• THE TASK: From the first line to the last, please reproduce the material exactly, skipping the pictures.
___ SOURCE MATERIAL ___
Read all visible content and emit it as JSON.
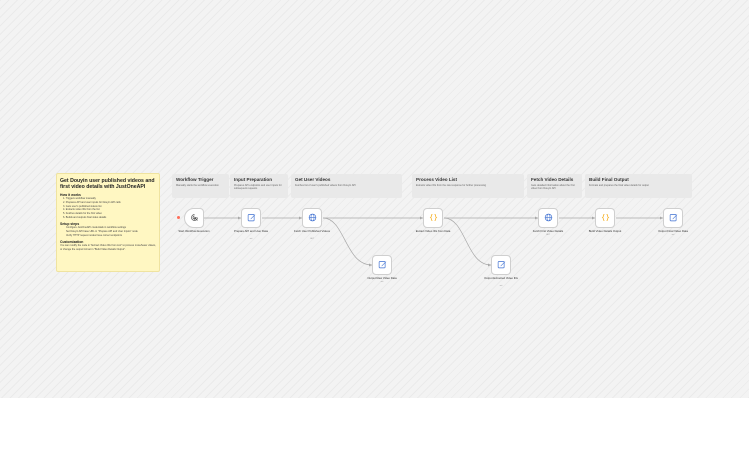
{
  "sticky": {
    "title": "Get Douyin user published videos and first video details with JustOneAPI",
    "how_title": "How it works",
    "how_items": [
      "1. Triggers workflow manually",
      "2. Prepares API and user inputs for Douyin API calls",
      "3. Gets user's published videos list",
      "4. Extracts video IDs from the list",
      "5. Fetches details for the first video",
      "6. Builds and outputs final video details"
    ],
    "setup_title": "Setup steps",
    "setup_items": [
      "Configure JustOneAPI credentials in workflow settings",
      "Set Douyin API base URL in \"Prepare API and User Inputs\" node",
      "Verify HTTP request nodes have correct endpoints"
    ],
    "custom_title": "Customization",
    "custom_text": "You can modify the code in \"Extract Video IDs from List\" to process more/fewer videos, or change the output format in \"Build Video Details Output\"."
  },
  "sections": [
    {
      "title": "Workflow Trigger",
      "desc": "Manually starts the workflow execution"
    },
    {
      "title": "Input Preparation",
      "desc": "Prepares API endpoints and user inputs for subsequent requests"
    },
    {
      "title": "Get User Videos",
      "desc": "Fetches list of user's published videos from Douyin API"
    },
    {
      "title": "Process Video List",
      "desc": "Extracts video IDs from the raw response for further processing"
    },
    {
      "title": "Fetch Video Details",
      "desc": "Gets detailed information about the first video from Douyin API"
    },
    {
      "title": "Build Final Output",
      "desc": "Formats and prepares the final video details for output"
    }
  ],
  "nodes": [
    {
      "label": "Start Workflow Execution",
      "icon": "pointer-click-icon",
      "sub": ""
    },
    {
      "label": "Prepare API and User Data",
      "icon": "edit-icon",
      "sub": "set"
    },
    {
      "label": "Fetch User Published Videos",
      "icon": "globe-icon",
      "sub": "GET"
    },
    {
      "label": "Output Raw Video Data",
      "icon": "edit-icon",
      "sub": "set"
    },
    {
      "label": "Extract Video IDs from Data",
      "icon": "code-icon",
      "sub": ""
    },
    {
      "label": "Output Extracted Video IDs",
      "icon": "edit-icon",
      "sub": "set"
    },
    {
      "label": "Fetch First Video Details",
      "icon": "globe-icon",
      "sub": "GET"
    },
    {
      "label": "Build Video Details Output",
      "icon": "code-icon",
      "sub": ""
    },
    {
      "label": "Output Final Video Data",
      "icon": "edit-icon",
      "sub": "set"
    }
  ],
  "colors": {
    "edge": "#a8a8a8",
    "trigger_accent": "#ff6d5a",
    "code_icon": "#f4a300",
    "set_icon": "#3d6fd1",
    "http_icon": "#3d6fd1",
    "sticky_bg": "#fff7c2"
  }
}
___
• EXERCISE SOLUTION:
Read all visible content and emit it as JSON.
{
  "sticky": {
    "title": "Get Douyin user published videos and first video details with JustOneAPI",
    "how_title": "How it works",
    "how_items": [
      "1. Triggers workflow manually",
      "2. Prepares API and user inputs for Douyin API calls",
      "3. Gets user's published videos list",
      "4. Extracts video IDs from the list",
      "5. Fetches details for the first video",
      "6. Builds and outputs final video details"
    ],
    "setup_title": "Setup steps",
    "setup_items": [
      "Configure JustOneAPI credentials in workflow settings",
      "Set Douyin API base URL in \"Prepare API and User Inputs\" node",
      "Verify HTTP request nodes have correct endpoints"
    ],
    "custom_title": "Customization",
    "custom_text": "You can modify the code in \"Extract Video IDs from List\" to process more/fewer videos, or change the output format in \"Build Video Details Output\"."
  },
  "sections": [
    {
      "title": "Workflow Trigger",
      "desc": "Manually starts the workflow execution"
    },
    {
      "title": "Input Preparation",
      "desc": "Prepares API endpoints and user inputs for subsequent requests"
    },
    {
      "title": "Get User Videos",
      "desc": "Fetches list of user's published videos from Douyin API"
    },
    {
      "title": "Process Video List",
      "desc": "Extracts video IDs from the raw response for further processing"
    },
    {
      "title": "Fetch Video Details",
      "desc": "Gets detailed information about the first video from Douyin API"
    },
    {
      "title": "Build Final Output",
      "desc": "Formats and prepares the final video details for output"
    }
  ],
  "nodes": [
    {
      "label": "Start Workflow Execution",
      "icon": "pointer-click-icon",
      "sub": ""
    },
    {
      "label": "Prepare API and User Data",
      "icon": "edit-icon",
      "sub": "set"
    },
    {
      "label": "Fetch User Published Videos",
      "icon": "globe-icon",
      "sub": "GET"
    },
    {
      "label": "Output Raw Video Data",
      "icon": "edit-icon",
      "sub": "set"
    },
    {
      "label": "Extract Video IDs from Data",
      "icon": "code-icon",
      "sub": ""
    },
    {
      "label": "Output Extracted Video IDs",
      "icon": "edit-icon",
      "sub": "set"
    },
    {
      "label": "Fetch First Video Details",
      "icon": "globe-icon",
      "sub": "GET"
    },
    {
      "label": "Build Video Details Output",
      "icon": "code-icon",
      "sub": ""
    },
    {
      "label": "Output Final Video Data",
      "icon": "edit-icon",
      "sub": "set"
    }
  ],
  "colors": {
    "edge": "#a8a8a8",
    "trigger_accent": "#ff6d5a",
    "code_icon": "#f4a300",
    "set_icon": "#3d6fd1",
    "http_icon": "#3d6fd1",
    "sticky_bg": "#fff7c2"
  }
}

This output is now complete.